Research says that more than half of parents feel lonely, and more than half attribute problems with low self-confidence to feelings of loneliness.
Parenting is lonely even if you’re not alone. The colossal weight that comes with the instinctive knowledge that every decision you make has a direct impact on the small life or lives in your charge is deeply personal and often overwhelming – crippling even.
Recent research (Nov 2017) by Action for Children found that more than half of parents experienced a problem with loneliness, with a fifth feeling lonely in the last week. Also cited in the report are findings from a 2017 Mumsnet survey, which revealed that more than half of parents attributed problems with low self-confidence to feelings of loneliness.
Dr Kyle Pruett, a Clinical Professor of Child Psychiatry at the Yale School of Medicine, in an article for Psychology Today, describes parenthood as socially isolating by its nature thus implying that loneliness is an unavoidable symptom of parenthood. Parents, new parents especially, are slaves to the needs of their baby – a reality that is an easy conduit for feelings of loneliness.
Lonely moments might be fleeting and usually we can rationalise our thoughts or turn to our support network and share the burden. But what happens if we have no support network? What if we are isolated by circumstance – immersed in deprivation, depression or any sort of emotional or situational vulnerability? What support is there for parents on a large housing estate in an impoverished neighbourhood?
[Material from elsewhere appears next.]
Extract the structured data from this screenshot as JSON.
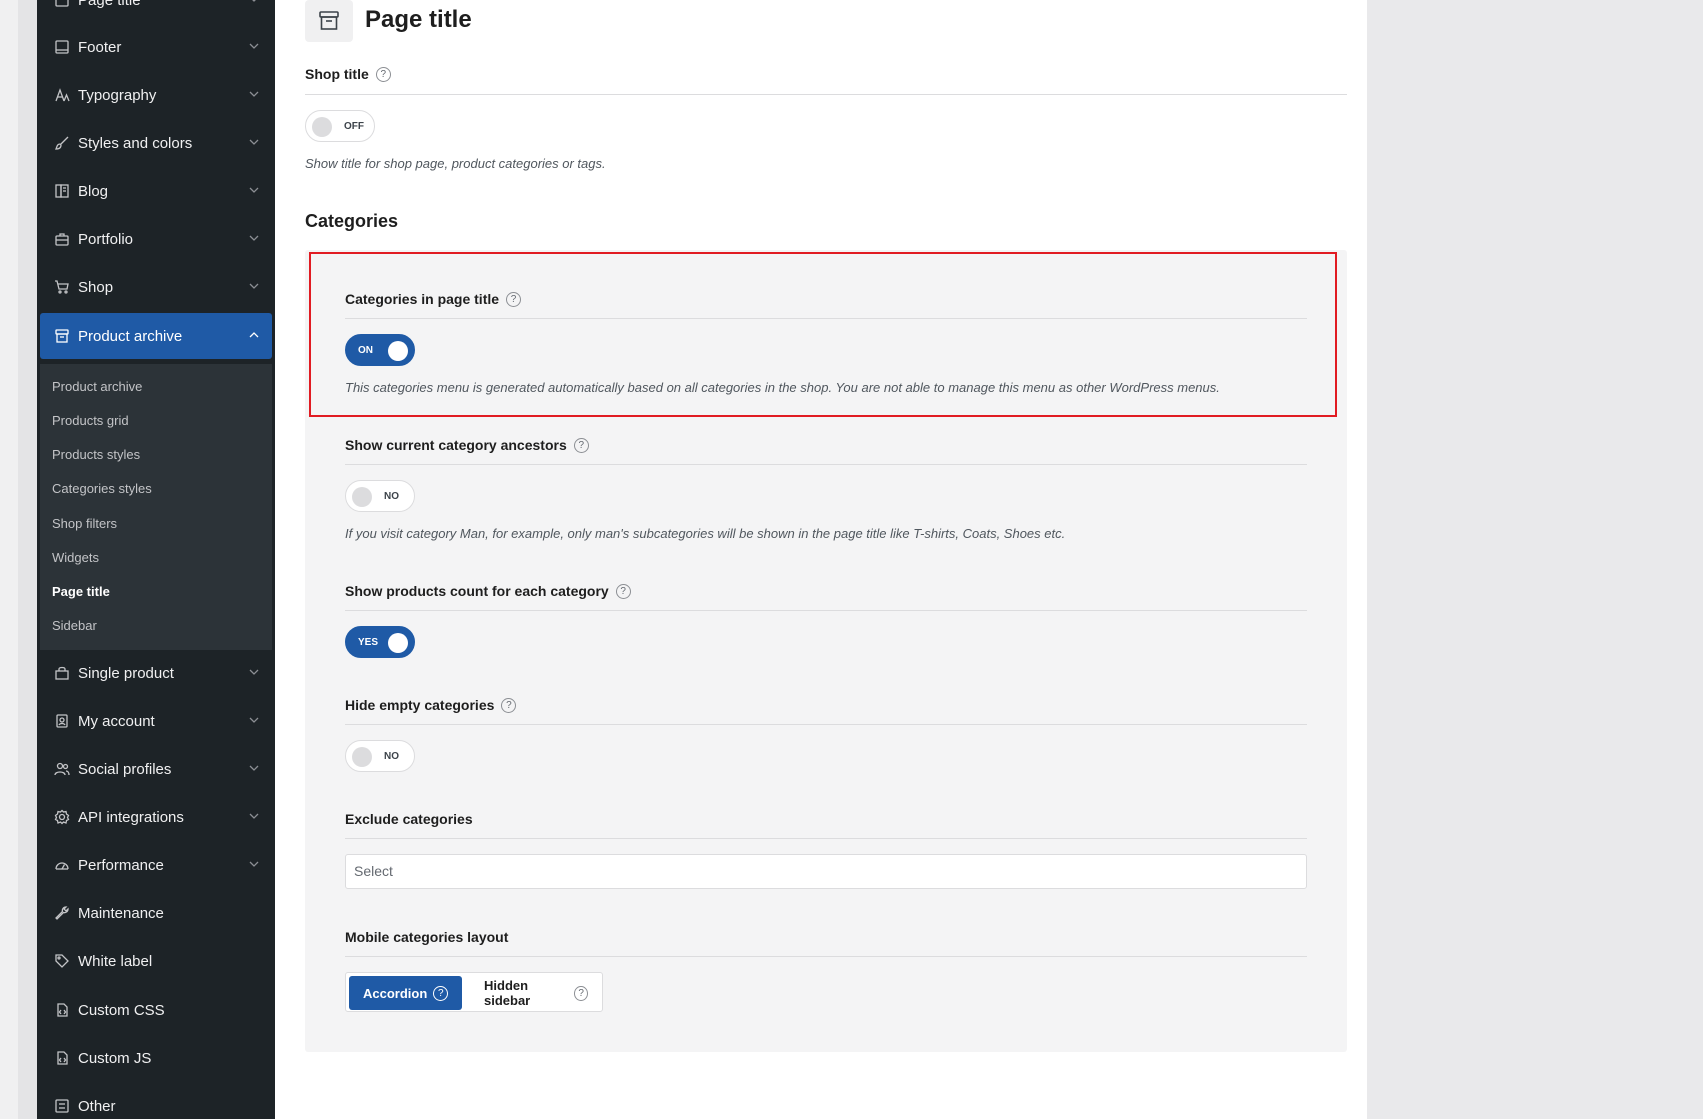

The middle-class solution to isolation in parenting is to network with other parents – attend play groups or coffee mornings seek out available support services or even just visit friends. But how would parents already familiar with isolation deal with the, perhaps surprising, loneliness that is intrinsic to parenthood? Would they even notice it? And when distracted by the daily struggle for basic needs – food, warmth, health etc. – would these mums and dads even bother to reach out?
These questions are part of an ongoing conversation but what we do know is that service providers can find it challenging to engage families from disadvantaged backgrounds (Cortis et al., 2009); disadvantaged referring not only to a lack of financial resource but also a lack of access to key services and a restriction on social contacts and community participation (Saunders, 2008). The ensuing question is how to engage hard to reach parents in activities that will draw them out of their isolation.
Daphne Cotton (qualitative social researcher, parenting educator, children’s rights advocate and consultant facilitator at Best Beginnings charity) has broached the idea of parent-led community networks, facilitated by local parents, as a way of reducing the isolation many parents experience, especially when they have their first child. Cotton describes the long-term benefits of facilitating such a network as a ‘foundation of self-education around parenting practice and know-how in terms of getting help, finding out what is available, who to talk to, get help from.’
Examples of parent-led networks could be hosting a coffee morning for local parents, facilitating babysitting swaps so mums and dads can have a break or perhaps collecting children’s books from local families for a mini-library where reading material can be shared and swapped – the possibilities are endless but what’s essential is that proposed activities and initiatives encourage participation and sharing in communities.
Research shows that lacking social connections is as damaging to our health as smoking 15 cigarettes a day (Holt-Lunstad, 2015) and puts people at a greater risk of cognitive decline. But really, it doesn’t take a stadium of statistics to know that feeling lonely is not a nice way to live and is not conducive to feelings of happiness and satisfaction. And the Office for National Statistics has found that children living with a parent or guardian whose life satisfaction is low are more likely to report loneliness than children whose parents or guardians rated their life satisfaction at higher level.
The wellbeing of a child is directly impacted by the well-being of a parent. This is something that we care about deeply, at Kids Matter, and working primarily with vulnerable families (already dealing with a number of stressors over and above parenting without support) we understand the importance of drawing parents out of isolation and into community. We hope to improve parental wellbeing by equipping mums, dads and carers with the tools to be confident in their parenting, which will facilitate the strengthening of relationships between parents and children.
The group context of our programmes makes Kids Matter a wonderful catalyst for parent-led community networks. The group in and of itself is a way for parents to connect and come together in common interest (parenting) and as members of the group bond throughout the course of our six-week programme, our Kids Matter facilitators encourage relationships to extend beyond the weekly Kids Matter session. We don’t want mums and dads to fall back into patterns of loneliness; to be isolated in their situations and in their emotions. Daphne Cotton acknowledges the need for social connection, saying:
People need relationships, real authentic relationships that happen organically when people come into contact with one another. You can’t make them happen but I believe you can facilitate the process. And babies and children need parents who have sustaining relationships because it makes them happier and that will give them a better chance of being better parents.
We want family to be a safe space for parents and their children – and we know that sharing in community is important for building strong families. To find out more about our Kids Matter parenting programme, visit our website kidsmatter.org.uk or get in touch at email@example.com